To create a virtuous prosperous organization, you need more than just executive accountability, you must be socially accountable as well. Accountability is an assurance that an individual or an organization will be evaluated based on their performance or behaviors, where corporate accountability entails being answerable to shareholders and the public for actions or results. Social accountability helps keep businesses accountable to helping build a healthy future for its employees, community or the world in general. 

Virtuous organizations will always acknowledge and be accountable to the potential risk of their product or service. They will actively educate their customers of those risks while working to mitigate or remove them. Businesses that do not learn, grow, adapt and change are likely to face irrelevance and obsolescence as the rapidly changing social and technological organization can learn. A good source for a self evaluation could be based on the B-corp assessment or the ESG model. You should look often and critically at your organization and find areas of improvement based on these assessments.  

Individual level: 

  • Take a self evaluation assessment as an employee or leader frequently 
  • Set personal goals for yourself and hold yourself to them 
  • Clearly communicate what you are doing and what you need from other people. 

Business level: 

  • Have a 3rd party come into your organization to run an evaluation and give you feedback on areas to improve. 
  • Identify areas you provide needs in, and elevate your practices to better fulfill those needs for your employees. 
  1. Humility

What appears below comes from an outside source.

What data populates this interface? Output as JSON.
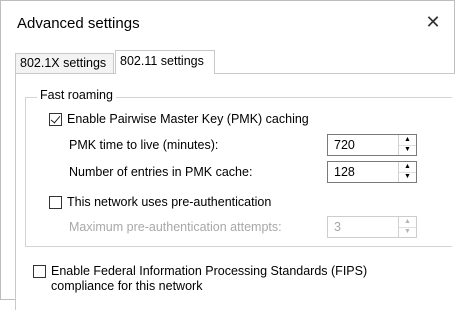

In business humility is not a virtue that is praised often, however, it is critical to creating a virtuous organization. Humility in business would be the ability to listen to other people and to think of yourself less; while still being able to celebrate success. It is easy to become very focused on your business and make sure it is growing and being successful. This focus could cause you to develop blinders and overtime become less likely to think of others. 

Brad Owens of the Marriott School of Business at Brigham Young University studied the power of leadership humility. In one of his published articles, Owen’s found that when leaders display humility, studies have found employees have higher job satisfaction and are more likely to be engaged. It will take courage and strength to be humble and admit faults or listen to opposing opinions, but ultimately your business will be strengthened and more profitable.  

Individual level: 

  • Listen to other in your company, and ask for people’s opinions
  • When giving corrections, show humility and identify your own shortcomings as well. 
  • Be willing to ask for help. 

Business Level: 

  • Practice accurate awareness; be conscious of where your companies strength actually lie and where you have areas to improve
  • Develop a culture of openness, taking in suggestions and being open and transparent with employees. 

Businesses are a reflection of the people who work at them. The values of the employees become the values of a business. Businesses are an integral part of the communities they are in, meaning that company values become a reflection of community values. If entrepreneurs or executives want to create a positive culture in their community they need to start with themselves and their companies. Even a non-c-suite employee can spark positive change in the culture of a business by reflecting virtue themselves. By taking the time to self reflect and work on improving your individual virtue you will help your business and ultimately your community become better.